- Minority populations identified by Centers for Medicare & Medicaid Services (CMS) for battling health disparities are too often forced into facilities that do not provide enough trained staff or funding, and are not equipped to handle or manage the needs of patients with chronic conditions or infectious diseases.
At Windsor Park, 43 residents and employees have died, and the number of cases continues to climb. In April, elder advocacy groups in the Chicago area pushed for the home’s high-level management to follow IDPH guidelines and start protecting residents after concerns were raised about an underreported spread of the coronavirus among sick residents and staff.
Racial Ethnic Disparities in COVID-19 Are the Result of Pre-Pandemic Truths
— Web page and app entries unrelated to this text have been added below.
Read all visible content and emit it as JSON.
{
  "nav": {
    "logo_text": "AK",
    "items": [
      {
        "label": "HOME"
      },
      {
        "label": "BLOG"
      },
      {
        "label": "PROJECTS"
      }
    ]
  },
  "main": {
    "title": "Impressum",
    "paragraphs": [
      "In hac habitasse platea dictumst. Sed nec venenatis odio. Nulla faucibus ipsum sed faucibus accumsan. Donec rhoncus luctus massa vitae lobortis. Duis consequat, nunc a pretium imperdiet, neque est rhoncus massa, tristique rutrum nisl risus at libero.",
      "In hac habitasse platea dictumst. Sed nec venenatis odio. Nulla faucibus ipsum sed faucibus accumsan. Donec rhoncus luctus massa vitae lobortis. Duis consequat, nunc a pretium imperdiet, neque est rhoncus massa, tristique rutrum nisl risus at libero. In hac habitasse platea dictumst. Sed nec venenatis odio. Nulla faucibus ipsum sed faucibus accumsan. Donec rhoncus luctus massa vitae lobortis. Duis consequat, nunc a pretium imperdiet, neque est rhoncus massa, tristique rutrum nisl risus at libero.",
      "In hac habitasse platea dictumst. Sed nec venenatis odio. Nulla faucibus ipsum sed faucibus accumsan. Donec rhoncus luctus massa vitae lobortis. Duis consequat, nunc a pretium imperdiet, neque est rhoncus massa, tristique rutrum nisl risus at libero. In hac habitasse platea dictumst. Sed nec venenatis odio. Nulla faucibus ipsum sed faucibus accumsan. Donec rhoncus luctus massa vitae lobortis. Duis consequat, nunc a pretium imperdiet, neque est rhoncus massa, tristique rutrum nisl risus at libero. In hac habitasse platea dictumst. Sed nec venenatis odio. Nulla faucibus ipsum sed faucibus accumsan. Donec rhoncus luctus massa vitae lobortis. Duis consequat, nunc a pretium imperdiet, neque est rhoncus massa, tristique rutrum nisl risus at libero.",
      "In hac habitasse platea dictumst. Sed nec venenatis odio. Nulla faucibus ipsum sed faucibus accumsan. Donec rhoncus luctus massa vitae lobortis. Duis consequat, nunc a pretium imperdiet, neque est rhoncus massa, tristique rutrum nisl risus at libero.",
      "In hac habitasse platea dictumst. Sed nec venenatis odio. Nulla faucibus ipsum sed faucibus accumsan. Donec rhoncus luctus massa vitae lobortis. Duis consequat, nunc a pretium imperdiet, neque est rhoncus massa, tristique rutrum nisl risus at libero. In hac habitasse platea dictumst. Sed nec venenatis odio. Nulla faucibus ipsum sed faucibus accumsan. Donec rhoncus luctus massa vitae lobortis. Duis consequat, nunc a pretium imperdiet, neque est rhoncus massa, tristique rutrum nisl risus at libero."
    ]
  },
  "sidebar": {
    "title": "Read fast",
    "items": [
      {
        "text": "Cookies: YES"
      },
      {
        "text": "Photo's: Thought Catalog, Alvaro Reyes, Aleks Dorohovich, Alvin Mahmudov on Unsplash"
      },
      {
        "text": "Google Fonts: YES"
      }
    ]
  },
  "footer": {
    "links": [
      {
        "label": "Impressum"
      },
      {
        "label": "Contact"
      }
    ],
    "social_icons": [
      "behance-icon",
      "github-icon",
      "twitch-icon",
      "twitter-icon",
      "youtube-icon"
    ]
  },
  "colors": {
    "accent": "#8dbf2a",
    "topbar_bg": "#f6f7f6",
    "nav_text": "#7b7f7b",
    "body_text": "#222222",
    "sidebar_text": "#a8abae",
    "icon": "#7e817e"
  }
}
The issues that arise from health disparities in nursing home settings include many. Since most of these populations have not had the proper management of their diseases, to begin with, they end up in emergency rooms or hospitals to treat their chronic conditions and infectious diseases such as COVID-19. After discharge, their Medicare coverage (if they have it) will not pay if they require a long-term care stay, it will only cover doctor services and medical supplies. The patient must then be screened via Illinois’ strict rules for Medical Assistance (Medicaid) eligibility and, finally, await approval. Once approved, the state’s Medical Assistance program will only pay for a nursing home when it is medically necessary. It will not pay for nursing home care that is just “custodial,” meaning non-medical care such as help with transferring to and from a wheelchair, bathing, or eating.
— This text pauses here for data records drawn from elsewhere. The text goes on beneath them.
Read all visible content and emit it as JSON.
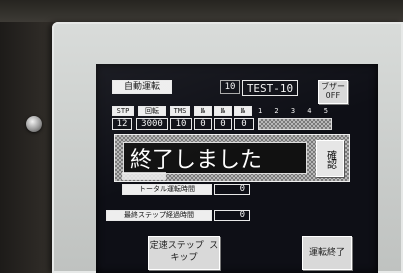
{
  "screen": {
    "mode_label": "自動運転",
    "program_no": "10",
    "program_name": "TEST-10",
    "buzzer_label": "ブザー OFF",
    "headers": [
      "STP",
      "回転",
      "TMS",
      "№",
      "№",
      "№"
    ],
    "pattern_header": "1 2 3 4 5 6",
    "row": {
      "step": "12",
      "speed": "3000",
      "time": "10",
      "v1": "0",
      "v2": "0",
      "v3": "0"
    },
    "dialog": {
      "message": "終了しました",
      "confirm_label": "確認"
    },
    "counter1": {
      "label": "トータル運転時間",
      "value": "0"
    },
    "counter2": {
      "label": "最終ステップ経過時間",
      "value": "0"
    },
    "bottom_left_button": "定速ステップ スキップ",
    "bottom_right_button": "運転終了"
  }
}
Meanwhile, these care stays put an even more significant burden on the patient when worries about transferring residents with COVID-19 are at an all-time high. Also, even though care facilities must keep a resident on-site, this isn’t always the case. Sick or recovering patients have been transferred to facilities that cannot tend to the exact needs required to treat their chronic conditions. The person is likely to again be treated in an emergency room or hospital setting, and the dangerous care cycle continues, jeopardizing their health even further. Even worse, they may die from COVID-19 alone in an unfamiliar setting without family or neighboring residents and staff to care for them.
It is time for families and care workers to act. We need to make others aware of these shortcomings so that fewer residents succumb to the novel coronavirus and its fatal risk.
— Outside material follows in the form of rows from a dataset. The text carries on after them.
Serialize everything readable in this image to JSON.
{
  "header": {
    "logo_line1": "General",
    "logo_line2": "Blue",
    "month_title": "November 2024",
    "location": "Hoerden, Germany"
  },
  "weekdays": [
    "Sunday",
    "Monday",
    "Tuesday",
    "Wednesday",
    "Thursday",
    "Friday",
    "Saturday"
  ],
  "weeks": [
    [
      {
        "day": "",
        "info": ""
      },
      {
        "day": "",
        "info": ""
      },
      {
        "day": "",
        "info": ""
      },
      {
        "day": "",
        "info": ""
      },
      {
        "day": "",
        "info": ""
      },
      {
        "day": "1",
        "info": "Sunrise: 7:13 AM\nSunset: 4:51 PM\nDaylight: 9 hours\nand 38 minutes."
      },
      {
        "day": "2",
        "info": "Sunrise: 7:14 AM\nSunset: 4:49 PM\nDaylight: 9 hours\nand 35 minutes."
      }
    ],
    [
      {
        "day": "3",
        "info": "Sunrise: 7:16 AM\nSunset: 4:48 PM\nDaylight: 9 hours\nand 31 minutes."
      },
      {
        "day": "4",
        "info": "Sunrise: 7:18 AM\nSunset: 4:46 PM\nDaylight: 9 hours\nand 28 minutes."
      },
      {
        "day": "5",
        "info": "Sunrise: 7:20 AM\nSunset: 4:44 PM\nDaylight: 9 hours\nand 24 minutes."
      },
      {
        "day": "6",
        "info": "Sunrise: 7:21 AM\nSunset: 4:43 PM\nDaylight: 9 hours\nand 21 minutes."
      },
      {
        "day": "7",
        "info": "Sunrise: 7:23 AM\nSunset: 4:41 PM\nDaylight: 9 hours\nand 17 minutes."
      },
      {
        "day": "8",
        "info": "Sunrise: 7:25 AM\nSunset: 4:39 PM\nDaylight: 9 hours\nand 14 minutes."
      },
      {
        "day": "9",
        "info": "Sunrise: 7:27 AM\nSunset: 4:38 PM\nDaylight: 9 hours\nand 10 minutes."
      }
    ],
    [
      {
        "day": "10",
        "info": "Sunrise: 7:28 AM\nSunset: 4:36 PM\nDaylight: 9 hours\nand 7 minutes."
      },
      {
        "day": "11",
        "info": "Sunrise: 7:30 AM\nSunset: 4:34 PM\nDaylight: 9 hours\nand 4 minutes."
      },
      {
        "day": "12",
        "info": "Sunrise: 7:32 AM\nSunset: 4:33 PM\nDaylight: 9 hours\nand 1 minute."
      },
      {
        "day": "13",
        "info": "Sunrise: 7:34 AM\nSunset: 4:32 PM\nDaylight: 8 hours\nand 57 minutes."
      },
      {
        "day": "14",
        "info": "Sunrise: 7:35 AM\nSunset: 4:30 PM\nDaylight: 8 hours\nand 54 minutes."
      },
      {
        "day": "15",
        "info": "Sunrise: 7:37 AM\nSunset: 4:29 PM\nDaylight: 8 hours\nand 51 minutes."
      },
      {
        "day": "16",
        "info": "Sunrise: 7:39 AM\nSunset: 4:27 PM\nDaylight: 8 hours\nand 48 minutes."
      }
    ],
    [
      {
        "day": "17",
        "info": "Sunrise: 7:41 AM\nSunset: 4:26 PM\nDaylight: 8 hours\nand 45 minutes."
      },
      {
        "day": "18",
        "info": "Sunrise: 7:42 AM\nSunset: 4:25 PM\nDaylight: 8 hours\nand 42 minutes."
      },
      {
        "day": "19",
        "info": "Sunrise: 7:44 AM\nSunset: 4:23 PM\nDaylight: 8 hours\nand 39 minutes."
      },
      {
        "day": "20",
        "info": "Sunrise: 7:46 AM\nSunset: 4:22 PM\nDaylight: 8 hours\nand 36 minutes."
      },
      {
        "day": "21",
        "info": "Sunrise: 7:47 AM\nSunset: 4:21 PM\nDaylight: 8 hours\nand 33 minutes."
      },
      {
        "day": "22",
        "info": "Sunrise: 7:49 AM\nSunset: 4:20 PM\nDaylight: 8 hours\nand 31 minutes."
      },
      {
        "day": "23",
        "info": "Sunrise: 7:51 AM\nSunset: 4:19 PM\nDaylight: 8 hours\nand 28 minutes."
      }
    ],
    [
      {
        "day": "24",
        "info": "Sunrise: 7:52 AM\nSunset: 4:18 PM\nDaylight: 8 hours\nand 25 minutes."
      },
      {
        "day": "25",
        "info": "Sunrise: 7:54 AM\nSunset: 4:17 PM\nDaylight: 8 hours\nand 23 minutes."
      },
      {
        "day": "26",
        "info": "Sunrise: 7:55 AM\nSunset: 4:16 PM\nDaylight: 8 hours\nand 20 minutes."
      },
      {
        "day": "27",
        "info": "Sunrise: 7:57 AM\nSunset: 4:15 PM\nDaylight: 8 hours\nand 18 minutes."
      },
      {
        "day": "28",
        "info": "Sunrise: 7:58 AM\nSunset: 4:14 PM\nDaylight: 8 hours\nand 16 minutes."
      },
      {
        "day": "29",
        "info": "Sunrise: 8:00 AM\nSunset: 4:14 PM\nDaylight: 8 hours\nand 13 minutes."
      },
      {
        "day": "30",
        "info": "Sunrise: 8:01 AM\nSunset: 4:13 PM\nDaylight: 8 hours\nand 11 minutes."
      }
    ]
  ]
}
What Is Happening Inside Illinois’ Nursing Homes?
There is no doubt COVID-19 is continuing to spread, and the magnified view of systemic breakdowns within Illinois’ long-term care facilities is proving that. After this latest release of reported data by IDPH, more than half of the COVID-19-related fatalities in Illinois have now occurred at these facilities.
To continue our work as advocates for nursing home residents and care staff, we ask anyone who has information about the outbreak of COVID-19 in an Illinois long-term care facility, to SPEAK UP for our most vulnerable citizens. This includes nursing home residents and their family members, and nursing home employees with whistleblower complaints of unsafe working environments.
Legal Support for Our Loved Ones
At Levin & Perconti, we have the experience and resources to investigate claims and are currently standing up to violators who choose not to protect residents and staff from harm caused by and infectious disease. If you are considering a legal case against an Illinois nursing home related to COVID-19 or want to share your story to help others, please contact us for a free consultation at 877-374-1417 or 312-332-2872. All calls and discussions with our attorneys are confidential.
Also read: Symphony of Lincoln Park: COVID-19 Summary